You’ve probably heard people say: ‘You don’t have to go to church to be a Christian.’ The statement is, of course, partly true. The act of going to church doesn’t make you a Christian any more than going to a garage makes you a car. But behind this statement is a question about obligation. Should those claiming to be Christians go to church?

There are good churches that are faithful to the consistent principles of Scripture, and there are bad churches that aren’t. Please go to a good one. Go to one that will teach truth and which will encourage you to do things as a team that you couldn’t do on your own. Go to a church in which you can use your gifts to do the things that Jesus is calling you to do.

The question: “should I go to church?” is fundamentally a theologically flawed one. The church is not a building or a place. The church is people… people who seek to make Jesus the leader of their life. Church is who you are when you are part of Jesus’ community. The American-Canadian theologian, Gorden Fee, writes: ‘God is not just saving individuals and preparing them for heaven; rather, he is creating a people among whom he can live and who in their life together will reproduce God’s life and character.’

If you are a Christian, your priority is no longer yourself; it is Jesus and his agenda. So, if you think you are a Christian because you believe in God and have good morals… you will, of course, feel perfectly free to play golf on Sundays instead of going to church. The problem with this, is that “belief” and “morality” are not what makes a Christian – although, of course, it is part of the deal. Being a Christian is about putting your faith in Jesus’ death on your behalf, and making him the leader of your life.

So, the right question is: Does Jesus want you to be in community with other Christians; to meet with them regularly to be encouraged, to encourage others, to use your abilities in ministry, and to do things together that you couldn’t do on your own?

And the answer is “yes.”

You may feel you can worship God better on a nature walk rather than go to a church service. But that is not church. That is worship… and it’s different. Doing church is doing community. Doing church means embracing the oddness and idiosyncrasies of each other. Being church challenges our predisposition to deify ourselves, our opinions and our preferences. It’s about “otherness.” As church, we acknowledge God, worship God, submit to God, and minster to his glory – together.

And we had better get used to “community,” because the whole reason God created the universe was so that he could expand the orbit of his love to include as many people as possible. God’s future kingdom will be his community – and we, the church, get to prefigure it.

From this it follows that, rightly speaking, there is no such thing as a Catholic church, or an Anglican church or a Methodist church. There is only one church, and that is Christ’s church (Ephesians 4:15-16). In order for there to be divisions in the Christian church, people, at some point, will need to have strayed from Jesus, for unity is only found “in” Christ (John 15:5-8). Church denominations are institutional responses to theological preferences. They are symptomatic of a lack of faithfulness and unity of people at some point in history… and that is very sad. So don’t get too hung up about denominations. Find a vibrant church that is faithful to the consistent principles of God – as recorded in the Bible. All else is simply human accretions – clutter from history that can sometimes help and sometimes hinder.
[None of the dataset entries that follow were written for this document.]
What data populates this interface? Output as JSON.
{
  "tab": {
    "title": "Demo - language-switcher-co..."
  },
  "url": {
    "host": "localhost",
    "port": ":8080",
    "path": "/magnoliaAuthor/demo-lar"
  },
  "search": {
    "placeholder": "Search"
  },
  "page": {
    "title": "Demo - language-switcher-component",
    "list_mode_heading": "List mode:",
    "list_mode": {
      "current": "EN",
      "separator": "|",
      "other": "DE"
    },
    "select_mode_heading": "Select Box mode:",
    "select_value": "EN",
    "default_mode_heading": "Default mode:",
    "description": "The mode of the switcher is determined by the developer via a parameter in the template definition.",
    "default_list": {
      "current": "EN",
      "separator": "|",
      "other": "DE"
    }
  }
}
The writer of the book of Hebrews tells us not to neglect meeting together, but to encourage one another (Hebrews 10:25). That’s pretty straight-talking. It is also good advice. Just as a burning coal will lose its heat when removed from the fire, we need to be put back in the fire regularly with other pieces of coal so we can share our heat and help each other to burn brightly.
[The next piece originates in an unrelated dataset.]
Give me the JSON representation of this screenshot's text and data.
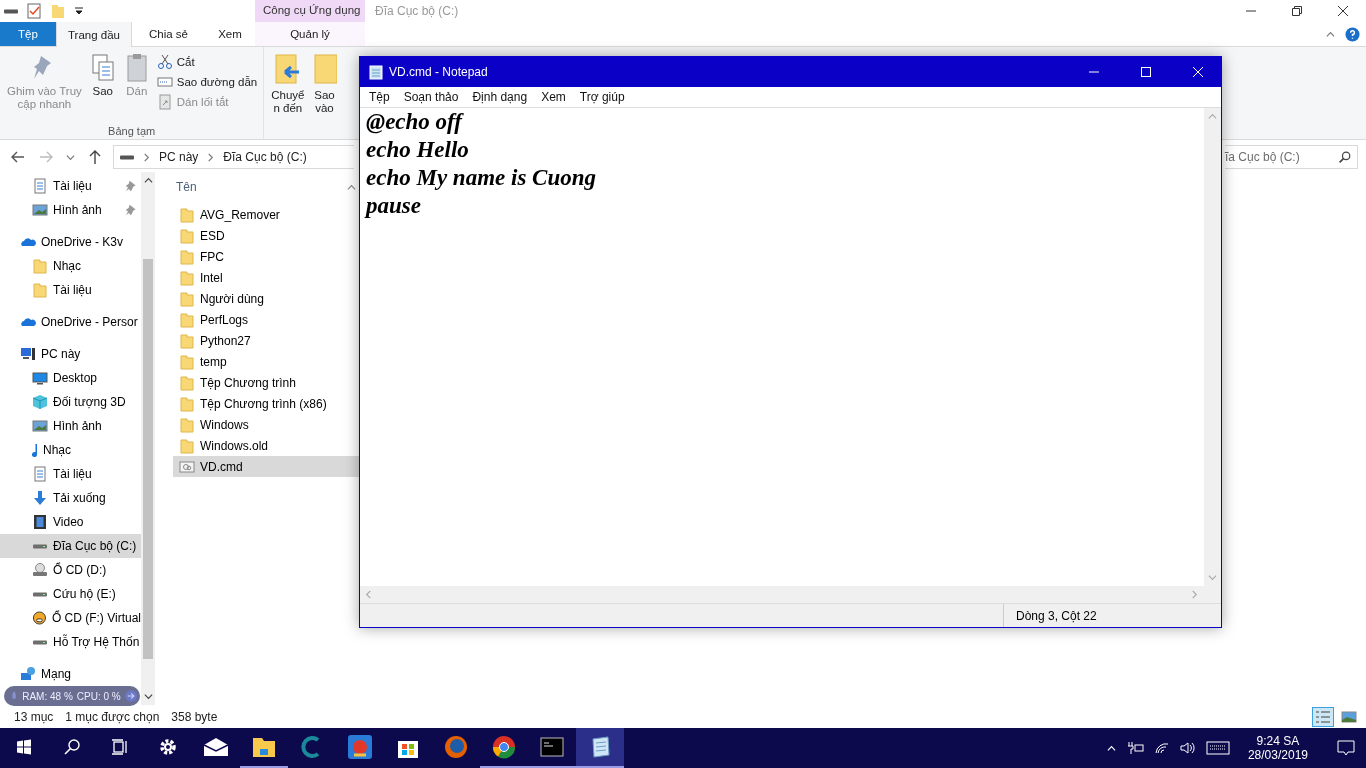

The reality is: without you being in community with other Christians, the church is incomplete (1 Corinthians 12:12-27).

Dr Nick Hawkes is a scientist, pastor, apologist, writer and broadcaster. He also describes himself as an absent-minded, slightly obsessive man who is pathetically weak due to cancer and chemo, who has experienced, and needs to experience, the grace of God each day.

Nick has written a book Soar above the Storm in which he draws on his experience of cancer to encourage anyone walking through a storm in life to find rest and hope in God. It offers a 40-day retreat to be refreshed and strengthened and find deep peace in God. Order it at Koorong.

He blogs and records podcasts at

Nick told his life story to Eternity in ‘Deadly storms, heroin addicts, cancer and my faith.’